LONDON • Venus Williams' last three opponents at Wimbledon have been aged 20 or under and, one by one, she has vanquished them, proving at 37 that Grand Slam tennis is not solely the preserve of the Love Island generation.
Yesterday, it was the turn of the talented Jelena Ostapenko, who was just one month old when Williams made her Wimbledon debut in 1997. But the new star of the women's game, fresh from her victory at the French Open, was unable to find a way past an old hand.
Williams sealed a 6-3, 7-5 victory with an unanswerable serve to become the oldest women's semi-finalist since Martina Navratilova in 1994. The American's victory also equalled her 35-year-old sister Serena's total of 86 main-draw match victories at Wimbledon, the most among any active player.
She will climb back into the top 10 but becoming the tournament's oldest champion in the Open era by breaking the record Serena set last year is her sole focus.
Twenty years after making her Wimbledon debut, Williams was playing in her 100th singles match at SW19, while Ostapenko was in only her eighth. That gulf in experience was immediately apparent when Williams broke in the second game and cruised through the first set.
Having stunned the tennis world by becoming the first unseeded player to win the French Open last month, Ostapenko was riding an 11-match winning streak at the Grand Slams. But the 20-year-old was the youngest player left in the tournament and Williams has scythed through the draw by dispatching a series of opponents almost half her age, many of whom idolised the seven-time Grand Slam singles champion growing up.
Williams was just too canny for the fresh-faced Ostapenko, manoeuvring her out of position time and again before delivering the killer shot.
Main-draw victories by Venus Williams at Wimbledon, equalling her sister Serena's record at the All England Club.
After breaking in the third game of the second set, Williams moved into a 3-1 lead, then endured her only wobble as Ostapenko broke back. But the American was unfazed and shattered Ostapenko's spirit with another break before serving out a commanding win.
Williams, who reached the last of her eight Wimbledon finals in 2009, will face either Britain's Johanna Konta or Romania's Simona Halep in the last four tomorrow.
Earlier, Garbine Muguruza powered into her second Wimbledon semi-final in the last three years with an emphatic 6-3, 6-4 win over Russian seventh seed Svetlana Kuznetsova.
Since winning her maiden Grand Slam title at the French Open last year, Muguruza has struggled to return to the top and this is her first Major semi-final since then.
The 23-year-old is being coached by Conchita Martinez, who became the only Spanish woman to win Wimbledon in 1994, and the lessons appear to have done the trick.

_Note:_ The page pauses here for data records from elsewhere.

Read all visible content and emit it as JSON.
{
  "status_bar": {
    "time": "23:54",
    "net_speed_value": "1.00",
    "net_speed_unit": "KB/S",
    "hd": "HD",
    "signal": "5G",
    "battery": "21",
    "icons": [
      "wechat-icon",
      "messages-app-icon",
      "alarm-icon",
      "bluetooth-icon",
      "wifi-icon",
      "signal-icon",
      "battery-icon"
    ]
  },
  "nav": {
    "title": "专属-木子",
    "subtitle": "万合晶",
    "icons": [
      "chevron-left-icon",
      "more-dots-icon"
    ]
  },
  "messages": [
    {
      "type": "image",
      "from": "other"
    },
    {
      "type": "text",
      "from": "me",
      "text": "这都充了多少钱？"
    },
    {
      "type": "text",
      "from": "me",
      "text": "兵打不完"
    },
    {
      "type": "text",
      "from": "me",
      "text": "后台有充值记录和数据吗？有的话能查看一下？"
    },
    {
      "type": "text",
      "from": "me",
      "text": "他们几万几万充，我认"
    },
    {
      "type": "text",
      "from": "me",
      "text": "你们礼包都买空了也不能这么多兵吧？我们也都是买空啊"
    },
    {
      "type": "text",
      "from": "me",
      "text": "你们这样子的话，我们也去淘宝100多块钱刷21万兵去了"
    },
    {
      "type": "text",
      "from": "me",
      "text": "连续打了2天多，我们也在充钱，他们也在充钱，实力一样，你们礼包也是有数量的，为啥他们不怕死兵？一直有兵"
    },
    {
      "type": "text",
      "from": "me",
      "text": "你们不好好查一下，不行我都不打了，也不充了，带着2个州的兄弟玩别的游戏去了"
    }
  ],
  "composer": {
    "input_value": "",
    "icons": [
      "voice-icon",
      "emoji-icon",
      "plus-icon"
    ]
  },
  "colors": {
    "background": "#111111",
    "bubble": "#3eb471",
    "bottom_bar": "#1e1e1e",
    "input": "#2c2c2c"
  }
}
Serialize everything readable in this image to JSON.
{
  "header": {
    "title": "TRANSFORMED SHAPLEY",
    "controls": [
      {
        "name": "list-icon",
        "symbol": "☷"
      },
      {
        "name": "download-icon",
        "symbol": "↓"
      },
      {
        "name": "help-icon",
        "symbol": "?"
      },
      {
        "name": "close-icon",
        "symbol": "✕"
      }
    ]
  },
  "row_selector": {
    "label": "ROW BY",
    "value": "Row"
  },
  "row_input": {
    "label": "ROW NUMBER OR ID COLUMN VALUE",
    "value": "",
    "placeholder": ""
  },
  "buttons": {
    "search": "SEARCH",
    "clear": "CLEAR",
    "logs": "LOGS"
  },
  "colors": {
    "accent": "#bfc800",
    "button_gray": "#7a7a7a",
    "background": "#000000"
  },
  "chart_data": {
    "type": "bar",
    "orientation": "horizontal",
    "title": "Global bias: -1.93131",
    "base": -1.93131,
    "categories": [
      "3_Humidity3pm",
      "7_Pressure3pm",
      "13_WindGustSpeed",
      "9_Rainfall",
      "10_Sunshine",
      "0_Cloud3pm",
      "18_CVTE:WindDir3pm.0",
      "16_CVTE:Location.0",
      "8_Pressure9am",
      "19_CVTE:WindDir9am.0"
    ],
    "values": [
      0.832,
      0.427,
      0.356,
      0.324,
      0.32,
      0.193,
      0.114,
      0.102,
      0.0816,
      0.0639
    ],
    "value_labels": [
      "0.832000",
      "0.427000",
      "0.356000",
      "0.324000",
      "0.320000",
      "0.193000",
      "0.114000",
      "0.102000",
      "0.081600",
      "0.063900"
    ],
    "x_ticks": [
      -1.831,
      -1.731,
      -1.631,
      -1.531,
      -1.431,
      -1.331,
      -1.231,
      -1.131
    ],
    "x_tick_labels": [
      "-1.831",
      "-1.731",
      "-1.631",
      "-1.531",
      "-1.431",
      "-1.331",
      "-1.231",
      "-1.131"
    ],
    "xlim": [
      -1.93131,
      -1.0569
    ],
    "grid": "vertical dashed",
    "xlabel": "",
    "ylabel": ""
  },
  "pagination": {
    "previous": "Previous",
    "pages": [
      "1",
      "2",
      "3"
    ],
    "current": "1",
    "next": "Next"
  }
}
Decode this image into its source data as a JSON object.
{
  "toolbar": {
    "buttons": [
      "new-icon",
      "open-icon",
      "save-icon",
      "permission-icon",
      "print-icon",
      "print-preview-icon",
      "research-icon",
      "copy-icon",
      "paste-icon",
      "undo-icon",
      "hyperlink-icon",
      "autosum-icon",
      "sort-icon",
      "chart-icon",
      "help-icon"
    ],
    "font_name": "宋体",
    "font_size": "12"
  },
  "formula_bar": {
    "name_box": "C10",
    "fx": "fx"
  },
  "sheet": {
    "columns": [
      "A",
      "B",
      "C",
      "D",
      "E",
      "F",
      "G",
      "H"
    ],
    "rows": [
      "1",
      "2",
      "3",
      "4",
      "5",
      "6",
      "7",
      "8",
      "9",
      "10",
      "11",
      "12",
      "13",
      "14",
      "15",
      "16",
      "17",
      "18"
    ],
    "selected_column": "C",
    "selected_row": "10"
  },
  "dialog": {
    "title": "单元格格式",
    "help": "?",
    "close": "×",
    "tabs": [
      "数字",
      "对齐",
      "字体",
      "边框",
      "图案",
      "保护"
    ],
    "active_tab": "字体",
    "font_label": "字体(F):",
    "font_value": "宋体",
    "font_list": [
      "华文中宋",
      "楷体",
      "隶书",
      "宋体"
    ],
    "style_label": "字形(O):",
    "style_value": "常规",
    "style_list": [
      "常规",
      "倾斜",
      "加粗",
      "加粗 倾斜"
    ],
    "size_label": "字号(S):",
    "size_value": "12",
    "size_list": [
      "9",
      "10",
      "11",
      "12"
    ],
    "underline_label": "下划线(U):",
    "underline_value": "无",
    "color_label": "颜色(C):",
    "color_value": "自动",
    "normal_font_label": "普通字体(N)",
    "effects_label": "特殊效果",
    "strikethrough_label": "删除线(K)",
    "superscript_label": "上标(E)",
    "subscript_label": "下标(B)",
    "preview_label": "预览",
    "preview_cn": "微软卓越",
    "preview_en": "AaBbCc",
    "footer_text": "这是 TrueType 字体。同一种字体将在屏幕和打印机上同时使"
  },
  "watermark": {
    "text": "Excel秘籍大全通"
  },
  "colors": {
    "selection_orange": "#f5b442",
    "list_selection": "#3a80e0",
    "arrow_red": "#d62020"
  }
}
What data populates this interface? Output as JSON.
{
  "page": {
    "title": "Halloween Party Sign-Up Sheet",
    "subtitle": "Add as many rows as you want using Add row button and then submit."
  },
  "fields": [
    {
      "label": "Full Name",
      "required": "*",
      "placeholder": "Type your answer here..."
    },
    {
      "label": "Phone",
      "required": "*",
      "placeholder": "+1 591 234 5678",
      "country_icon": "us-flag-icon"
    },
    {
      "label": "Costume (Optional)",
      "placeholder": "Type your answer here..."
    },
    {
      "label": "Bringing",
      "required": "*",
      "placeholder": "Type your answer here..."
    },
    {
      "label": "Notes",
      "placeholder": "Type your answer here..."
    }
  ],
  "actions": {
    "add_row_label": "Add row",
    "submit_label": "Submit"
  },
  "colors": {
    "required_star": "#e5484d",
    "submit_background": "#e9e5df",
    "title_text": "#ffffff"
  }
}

"I played good. I'm trying not to think a lot, just go for it and play my game. I'm happy it worked out," she said. "It seems far away since I last made the final here. I'm a completely different player. It means a lot to make the semi-finals again, my breakthrough was here."
Kuznetsova enjoyed strong starts in both sets but failed to capitalise and it was Muguruza's superior serving and movement that proved decisive on Court One.
Muguruza, beaten by Serena in the 2015 Wimbledon final, will face Coco Vandeweghe or Magdalena Rybarikova in the last four.
THE GUARDIAN, AGENCE FRANCE-PRESSE
Men's singles q-finals: Singtel TV Ch114/115 & StarHub Ch208/209, 8pm